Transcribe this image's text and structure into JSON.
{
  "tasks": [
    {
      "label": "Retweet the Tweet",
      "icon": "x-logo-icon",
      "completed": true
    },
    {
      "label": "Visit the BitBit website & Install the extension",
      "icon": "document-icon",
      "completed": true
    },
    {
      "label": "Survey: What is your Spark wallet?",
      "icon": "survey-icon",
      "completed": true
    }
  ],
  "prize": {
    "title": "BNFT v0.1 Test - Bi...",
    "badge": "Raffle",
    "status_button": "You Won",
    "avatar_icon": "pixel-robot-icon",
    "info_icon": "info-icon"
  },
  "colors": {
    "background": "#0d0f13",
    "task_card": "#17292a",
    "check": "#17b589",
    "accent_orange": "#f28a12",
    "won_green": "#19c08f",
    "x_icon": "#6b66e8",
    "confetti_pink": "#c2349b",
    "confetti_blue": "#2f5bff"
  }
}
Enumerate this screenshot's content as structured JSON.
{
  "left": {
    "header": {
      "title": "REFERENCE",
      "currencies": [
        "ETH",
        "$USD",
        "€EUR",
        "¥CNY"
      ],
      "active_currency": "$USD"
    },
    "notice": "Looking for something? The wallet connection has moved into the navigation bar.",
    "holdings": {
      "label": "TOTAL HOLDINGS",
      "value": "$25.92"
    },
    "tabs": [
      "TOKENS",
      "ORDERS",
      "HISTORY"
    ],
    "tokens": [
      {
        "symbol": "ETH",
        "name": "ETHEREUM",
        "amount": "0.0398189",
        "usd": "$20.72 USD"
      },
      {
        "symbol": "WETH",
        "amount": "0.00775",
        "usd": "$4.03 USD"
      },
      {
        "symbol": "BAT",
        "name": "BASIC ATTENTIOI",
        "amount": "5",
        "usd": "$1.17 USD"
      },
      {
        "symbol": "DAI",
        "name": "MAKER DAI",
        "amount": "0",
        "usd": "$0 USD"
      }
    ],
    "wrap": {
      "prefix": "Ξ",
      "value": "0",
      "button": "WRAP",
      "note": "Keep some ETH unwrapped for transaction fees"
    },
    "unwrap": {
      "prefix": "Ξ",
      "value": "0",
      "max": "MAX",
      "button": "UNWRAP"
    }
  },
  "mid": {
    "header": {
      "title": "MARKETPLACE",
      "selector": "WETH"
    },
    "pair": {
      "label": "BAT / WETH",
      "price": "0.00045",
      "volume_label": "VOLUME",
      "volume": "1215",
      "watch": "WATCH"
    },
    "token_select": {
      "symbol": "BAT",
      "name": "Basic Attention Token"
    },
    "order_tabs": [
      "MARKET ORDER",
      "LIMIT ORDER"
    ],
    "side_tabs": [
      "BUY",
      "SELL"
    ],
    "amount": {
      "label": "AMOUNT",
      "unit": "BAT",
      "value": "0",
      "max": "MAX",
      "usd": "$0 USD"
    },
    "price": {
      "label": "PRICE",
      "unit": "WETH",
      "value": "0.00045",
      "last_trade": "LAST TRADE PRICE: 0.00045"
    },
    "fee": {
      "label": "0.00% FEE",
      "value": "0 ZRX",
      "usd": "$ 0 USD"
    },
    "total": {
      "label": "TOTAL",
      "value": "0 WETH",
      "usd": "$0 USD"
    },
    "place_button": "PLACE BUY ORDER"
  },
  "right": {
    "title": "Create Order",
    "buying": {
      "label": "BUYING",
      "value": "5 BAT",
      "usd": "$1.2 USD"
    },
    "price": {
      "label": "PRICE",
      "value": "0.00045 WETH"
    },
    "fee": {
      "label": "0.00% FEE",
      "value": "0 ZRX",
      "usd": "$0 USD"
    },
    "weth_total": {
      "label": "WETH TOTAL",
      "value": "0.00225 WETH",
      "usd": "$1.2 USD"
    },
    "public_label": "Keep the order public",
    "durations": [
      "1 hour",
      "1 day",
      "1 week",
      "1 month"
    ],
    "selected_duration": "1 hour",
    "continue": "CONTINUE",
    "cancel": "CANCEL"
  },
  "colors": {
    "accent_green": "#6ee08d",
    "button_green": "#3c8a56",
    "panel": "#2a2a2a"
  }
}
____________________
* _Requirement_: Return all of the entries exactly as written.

* _Result of the task_:
Transcribe this image's text and structure into JSON.
{
  "tasks": [
    {
      "label": "Retweet the Tweet",
      "icon": "x-logo-icon",
      "completed": true
    },
    {
      "label": "Visit the BitBit website & Install the extension",
      "icon": "document-icon",
      "completed": true
    },
    {
      "label": "Survey: What is your Spark wallet?",
      "icon": "survey-icon",
      "completed": true
    }
  ],
  "prize": {
    "title": "BNFT v0.1 Test - Bi...",
    "badge": "Raffle",
    "status_button": "You Won",
    "avatar_icon": "pixel-robot-icon",
    "info_icon": "info-icon"
  },
  "colors": {
    "background": "#0d0f13",
    "task_card": "#17292a",
    "check": "#17b589",
    "accent_orange": "#f28a12",
    "won_green": "#19c08f",
    "x_icon": "#6b66e8",
    "confetti_pink": "#c2349b",
    "confetti_blue": "#2f5bff"
  }
}
Enumerate this screenshot's content as structured JSON.
{
  "left": {
    "header": {
      "title": "REFERENCE",
      "currencies": [
        "ETH",
        "$USD",
        "€EUR",
        "¥CNY"
      ],
      "active_currency": "$USD"
    },
    "notice": "Looking for something? The wallet connection has moved into the navigation bar.",
    "holdings": {
      "label": "TOTAL HOLDINGS",
      "value": "$25.92"
    },
    "tabs": [
      "TOKENS",
      "ORDERS",
      "HISTORY"
    ],
    "tokens": [
      {
        "symbol": "ETH",
        "name": "ETHEREUM",
        "amount": "0.0398189",
        "usd": "$20.72 USD"
      },
      {
        "symbol": "WETH",
        "amount": "0.00775",
        "usd": "$4.03 USD"
      },
      {
        "symbol": "BAT",
        "name": "BASIC ATTENTIOI",
        "amount": "5",
        "usd": "$1.17 USD"
      },
      {
        "symbol": "DAI",
        "name": "MAKER DAI",
        "amount": "0",
        "usd": "$0 USD"
      }
    ],
    "wrap": {
      "prefix": "Ξ",
      "value": "0",
      "button": "WRAP",
      "note": "Keep some ETH unwrapped for transaction fees"
    },
    "unwrap": {
      "prefix": "Ξ",
      "value": "0",
      "max": "MAX",
      "button": "UNWRAP"
    }
  },
  "mid": {
    "header": {
      "title": "MARKETPLACE",
      "selector": "WETH"
    },
    "pair": {
      "label": "BAT / WETH",
      "price": "0.00045",
      "volume_label": "VOLUME",
      "volume": "1215",
      "watch": "WATCH"
    },
    "token_select": {
      "symbol": "BAT",
      "name": "Basic Attention Token"
    },
    "order_tabs": [
      "MARKET ORDER",
      "LIMIT ORDER"
    ],
    "side_tabs": [
      "BUY",
      "SELL"
    ],
    "amount": {
      "label": "AMOUNT",
      "unit": "BAT",
      "value": "0",
      "max": "MAX",
      "usd": "$0 USD"
    },
    "price": {
      "label": "PRICE",
      "unit": "WETH",
      "value": "0.00045",
      "last_trade": "LAST TRADE PRICE: 0.00045"
    },
    "fee": {
      "label": "0.00% FEE",
      "value": "0 ZRX",
      "usd": "$ 0 USD"
    },
    "total": {
      "label": "TOTAL",
      "value": "0 WETH",
      "usd": "$0 USD"
    },
    "place_button": "PLACE BUY ORDER"
  },
  "right": {
    "title": "Create Order",
    "buying": {
      "label": "BUYING",
      "value": "5 BAT",
      "usd": "$1.2 USD"
    },
    "price": {
      "label": "PRICE",
      "value": "0.00045 WETH"
    },
    "fee": {
      "label": "0.00% FEE",
      "value": "0 ZRX",
      "usd": "$0 USD"
    },
    "weth_total": {
      "label": "WETH TOTAL",
      "value": "0.00225 WETH",
      "usd": "$1.2 USD"
    },
    "public_label": "Keep the order public",
    "durations": [
      "1 hour",
      "1 day",
      "1 week",
      "1 month"
    ],
    "selected_duration": "1 hour",
    "continue": "CONTINUE",
    "cancel": "CANCEL"
  },
  "colors": {
    "accent_green": "#6ee08d",
    "button_green": "#3c8a56",
    "panel": "#2a2a2a"
  }
}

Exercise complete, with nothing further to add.